START Data supplied

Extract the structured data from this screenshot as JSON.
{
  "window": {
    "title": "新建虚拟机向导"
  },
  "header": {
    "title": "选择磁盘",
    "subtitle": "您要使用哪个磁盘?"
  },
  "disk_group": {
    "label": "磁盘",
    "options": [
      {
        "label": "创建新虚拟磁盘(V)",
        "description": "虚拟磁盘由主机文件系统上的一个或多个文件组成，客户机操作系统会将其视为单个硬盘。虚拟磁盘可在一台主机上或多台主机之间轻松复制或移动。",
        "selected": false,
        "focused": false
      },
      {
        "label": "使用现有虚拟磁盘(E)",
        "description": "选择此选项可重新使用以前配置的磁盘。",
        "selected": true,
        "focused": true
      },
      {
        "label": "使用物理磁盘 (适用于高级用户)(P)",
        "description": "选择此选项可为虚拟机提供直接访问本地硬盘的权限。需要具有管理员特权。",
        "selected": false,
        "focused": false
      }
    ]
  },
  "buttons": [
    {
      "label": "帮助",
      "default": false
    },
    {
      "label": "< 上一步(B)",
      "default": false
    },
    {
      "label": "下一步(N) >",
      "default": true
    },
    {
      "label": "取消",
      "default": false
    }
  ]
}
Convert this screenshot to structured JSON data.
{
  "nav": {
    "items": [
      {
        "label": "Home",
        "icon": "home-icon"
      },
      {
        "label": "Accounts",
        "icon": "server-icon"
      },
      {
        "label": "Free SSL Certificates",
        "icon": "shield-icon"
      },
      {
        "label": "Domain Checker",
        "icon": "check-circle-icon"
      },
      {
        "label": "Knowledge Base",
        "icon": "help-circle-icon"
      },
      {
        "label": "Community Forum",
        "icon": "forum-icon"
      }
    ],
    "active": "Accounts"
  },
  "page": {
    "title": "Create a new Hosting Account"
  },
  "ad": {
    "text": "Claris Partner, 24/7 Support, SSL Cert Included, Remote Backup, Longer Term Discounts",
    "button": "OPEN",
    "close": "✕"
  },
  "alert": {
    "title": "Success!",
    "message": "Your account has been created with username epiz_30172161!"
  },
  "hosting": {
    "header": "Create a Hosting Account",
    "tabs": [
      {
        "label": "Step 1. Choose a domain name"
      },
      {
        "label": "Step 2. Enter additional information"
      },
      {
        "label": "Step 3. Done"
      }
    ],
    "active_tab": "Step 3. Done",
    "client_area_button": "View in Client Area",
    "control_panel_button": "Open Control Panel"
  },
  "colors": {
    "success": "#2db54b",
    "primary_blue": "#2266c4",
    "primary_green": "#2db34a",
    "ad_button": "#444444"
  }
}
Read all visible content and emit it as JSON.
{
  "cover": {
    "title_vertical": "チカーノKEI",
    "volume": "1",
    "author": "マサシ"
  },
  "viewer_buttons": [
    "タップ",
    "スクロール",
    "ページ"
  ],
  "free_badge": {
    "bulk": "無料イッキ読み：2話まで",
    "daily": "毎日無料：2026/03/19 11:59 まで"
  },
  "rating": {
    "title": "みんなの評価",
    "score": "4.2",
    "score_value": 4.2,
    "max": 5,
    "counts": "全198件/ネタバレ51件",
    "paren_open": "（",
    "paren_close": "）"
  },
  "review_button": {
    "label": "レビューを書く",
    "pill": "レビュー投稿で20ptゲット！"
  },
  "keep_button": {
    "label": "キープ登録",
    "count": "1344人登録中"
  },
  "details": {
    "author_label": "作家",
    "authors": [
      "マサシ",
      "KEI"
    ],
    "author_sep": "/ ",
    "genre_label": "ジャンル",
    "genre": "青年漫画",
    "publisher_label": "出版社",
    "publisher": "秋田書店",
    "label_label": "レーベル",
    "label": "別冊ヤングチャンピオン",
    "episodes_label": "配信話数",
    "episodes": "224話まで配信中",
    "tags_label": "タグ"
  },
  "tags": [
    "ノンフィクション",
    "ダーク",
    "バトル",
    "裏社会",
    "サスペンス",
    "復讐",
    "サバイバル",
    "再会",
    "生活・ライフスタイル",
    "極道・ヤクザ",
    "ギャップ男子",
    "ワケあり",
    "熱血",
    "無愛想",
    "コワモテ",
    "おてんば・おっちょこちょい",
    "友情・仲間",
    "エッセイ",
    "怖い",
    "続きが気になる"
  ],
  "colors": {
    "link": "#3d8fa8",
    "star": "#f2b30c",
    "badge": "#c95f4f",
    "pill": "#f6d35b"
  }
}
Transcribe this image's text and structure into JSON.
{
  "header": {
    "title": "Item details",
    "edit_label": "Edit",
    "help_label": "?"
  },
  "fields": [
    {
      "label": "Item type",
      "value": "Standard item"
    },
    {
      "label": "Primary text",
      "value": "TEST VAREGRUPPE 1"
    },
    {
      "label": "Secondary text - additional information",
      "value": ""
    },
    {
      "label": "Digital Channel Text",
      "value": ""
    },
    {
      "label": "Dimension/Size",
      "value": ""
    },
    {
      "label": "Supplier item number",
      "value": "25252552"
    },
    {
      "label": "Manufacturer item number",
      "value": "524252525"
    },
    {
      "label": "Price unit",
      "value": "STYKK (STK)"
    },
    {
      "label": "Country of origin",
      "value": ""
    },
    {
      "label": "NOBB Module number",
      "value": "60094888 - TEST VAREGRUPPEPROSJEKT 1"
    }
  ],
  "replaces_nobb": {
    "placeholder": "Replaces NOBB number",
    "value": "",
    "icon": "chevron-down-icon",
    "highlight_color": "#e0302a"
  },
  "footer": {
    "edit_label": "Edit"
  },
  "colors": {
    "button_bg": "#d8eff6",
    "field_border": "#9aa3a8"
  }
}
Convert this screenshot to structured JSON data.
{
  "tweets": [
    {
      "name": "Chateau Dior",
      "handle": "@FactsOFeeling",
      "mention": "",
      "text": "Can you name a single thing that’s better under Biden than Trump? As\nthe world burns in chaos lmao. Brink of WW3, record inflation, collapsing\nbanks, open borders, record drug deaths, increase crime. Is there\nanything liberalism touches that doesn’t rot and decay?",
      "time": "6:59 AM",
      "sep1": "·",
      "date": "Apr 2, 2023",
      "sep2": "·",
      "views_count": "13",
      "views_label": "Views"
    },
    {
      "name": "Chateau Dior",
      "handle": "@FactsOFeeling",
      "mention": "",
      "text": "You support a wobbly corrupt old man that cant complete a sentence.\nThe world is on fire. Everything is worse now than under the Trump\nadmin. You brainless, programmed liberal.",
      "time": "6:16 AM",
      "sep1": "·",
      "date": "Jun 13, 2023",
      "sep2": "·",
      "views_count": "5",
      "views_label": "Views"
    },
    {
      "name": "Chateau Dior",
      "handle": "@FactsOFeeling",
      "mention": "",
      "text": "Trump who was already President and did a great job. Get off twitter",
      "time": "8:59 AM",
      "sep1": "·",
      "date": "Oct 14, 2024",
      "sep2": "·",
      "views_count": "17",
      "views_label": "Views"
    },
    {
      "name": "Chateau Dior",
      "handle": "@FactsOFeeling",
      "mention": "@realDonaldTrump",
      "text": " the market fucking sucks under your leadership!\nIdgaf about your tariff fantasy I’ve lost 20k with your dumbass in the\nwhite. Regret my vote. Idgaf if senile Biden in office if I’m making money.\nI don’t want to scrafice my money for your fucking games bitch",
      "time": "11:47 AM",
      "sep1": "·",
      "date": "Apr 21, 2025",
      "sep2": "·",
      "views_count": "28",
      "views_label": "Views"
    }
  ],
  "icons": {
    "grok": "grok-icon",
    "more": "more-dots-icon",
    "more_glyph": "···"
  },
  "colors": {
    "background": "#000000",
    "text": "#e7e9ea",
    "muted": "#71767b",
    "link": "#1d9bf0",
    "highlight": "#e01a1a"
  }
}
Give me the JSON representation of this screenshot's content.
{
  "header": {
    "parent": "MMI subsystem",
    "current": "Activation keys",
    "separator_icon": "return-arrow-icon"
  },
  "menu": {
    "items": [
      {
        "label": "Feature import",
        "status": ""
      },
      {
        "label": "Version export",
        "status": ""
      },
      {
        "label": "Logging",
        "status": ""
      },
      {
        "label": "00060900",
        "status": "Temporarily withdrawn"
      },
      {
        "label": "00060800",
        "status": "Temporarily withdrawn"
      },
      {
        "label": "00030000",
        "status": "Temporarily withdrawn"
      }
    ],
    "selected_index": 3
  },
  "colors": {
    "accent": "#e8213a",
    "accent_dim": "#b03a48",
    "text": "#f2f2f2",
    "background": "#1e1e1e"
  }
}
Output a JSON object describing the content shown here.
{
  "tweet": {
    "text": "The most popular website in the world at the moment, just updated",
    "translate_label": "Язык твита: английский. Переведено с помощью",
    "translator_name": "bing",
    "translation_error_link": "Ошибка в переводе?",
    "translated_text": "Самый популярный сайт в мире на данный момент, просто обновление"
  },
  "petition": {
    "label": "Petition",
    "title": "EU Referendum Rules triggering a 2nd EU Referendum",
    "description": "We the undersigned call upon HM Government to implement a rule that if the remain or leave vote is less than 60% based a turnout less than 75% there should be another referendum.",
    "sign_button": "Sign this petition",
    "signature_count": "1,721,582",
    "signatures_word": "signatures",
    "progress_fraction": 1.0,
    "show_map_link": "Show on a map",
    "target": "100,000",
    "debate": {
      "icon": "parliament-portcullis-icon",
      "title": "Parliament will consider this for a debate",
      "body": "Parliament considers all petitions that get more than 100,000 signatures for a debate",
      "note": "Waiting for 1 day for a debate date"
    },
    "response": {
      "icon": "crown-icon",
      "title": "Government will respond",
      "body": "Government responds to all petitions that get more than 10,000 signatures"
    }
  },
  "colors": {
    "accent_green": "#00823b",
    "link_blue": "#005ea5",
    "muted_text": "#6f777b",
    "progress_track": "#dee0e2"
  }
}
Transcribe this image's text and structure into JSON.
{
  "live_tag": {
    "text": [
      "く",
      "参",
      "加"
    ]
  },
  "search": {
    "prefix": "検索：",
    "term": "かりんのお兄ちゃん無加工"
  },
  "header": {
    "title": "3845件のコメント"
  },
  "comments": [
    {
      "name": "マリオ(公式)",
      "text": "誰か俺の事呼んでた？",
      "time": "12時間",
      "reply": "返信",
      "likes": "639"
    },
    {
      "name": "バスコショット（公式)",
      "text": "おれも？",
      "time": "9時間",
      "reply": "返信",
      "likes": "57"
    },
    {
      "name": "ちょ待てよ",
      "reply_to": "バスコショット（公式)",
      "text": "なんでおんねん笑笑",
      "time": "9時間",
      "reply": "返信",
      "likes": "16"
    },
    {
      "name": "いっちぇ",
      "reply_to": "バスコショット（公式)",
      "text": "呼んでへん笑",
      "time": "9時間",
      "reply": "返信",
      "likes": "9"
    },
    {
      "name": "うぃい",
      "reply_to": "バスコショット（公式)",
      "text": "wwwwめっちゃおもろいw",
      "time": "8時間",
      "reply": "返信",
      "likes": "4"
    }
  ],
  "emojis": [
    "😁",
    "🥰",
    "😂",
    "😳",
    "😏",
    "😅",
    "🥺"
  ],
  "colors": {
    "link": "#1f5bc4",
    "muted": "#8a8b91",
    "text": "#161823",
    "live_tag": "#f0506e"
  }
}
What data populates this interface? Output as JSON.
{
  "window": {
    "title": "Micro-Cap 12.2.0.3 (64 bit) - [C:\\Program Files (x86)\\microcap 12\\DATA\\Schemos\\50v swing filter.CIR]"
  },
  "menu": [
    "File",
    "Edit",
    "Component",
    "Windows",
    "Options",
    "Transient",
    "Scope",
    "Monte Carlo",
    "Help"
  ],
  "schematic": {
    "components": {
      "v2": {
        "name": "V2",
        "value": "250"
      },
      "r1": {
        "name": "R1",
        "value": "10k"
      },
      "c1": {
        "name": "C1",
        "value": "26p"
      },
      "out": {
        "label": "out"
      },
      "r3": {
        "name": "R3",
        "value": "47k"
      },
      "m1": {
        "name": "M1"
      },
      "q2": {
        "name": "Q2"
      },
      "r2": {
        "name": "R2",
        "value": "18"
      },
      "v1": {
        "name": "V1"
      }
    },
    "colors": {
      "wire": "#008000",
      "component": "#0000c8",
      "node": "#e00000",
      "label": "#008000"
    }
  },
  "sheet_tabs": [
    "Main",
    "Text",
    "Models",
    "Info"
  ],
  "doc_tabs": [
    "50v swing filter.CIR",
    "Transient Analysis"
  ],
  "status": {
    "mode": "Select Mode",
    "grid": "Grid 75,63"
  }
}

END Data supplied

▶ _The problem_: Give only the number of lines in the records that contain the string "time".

▶ _Response box_: 9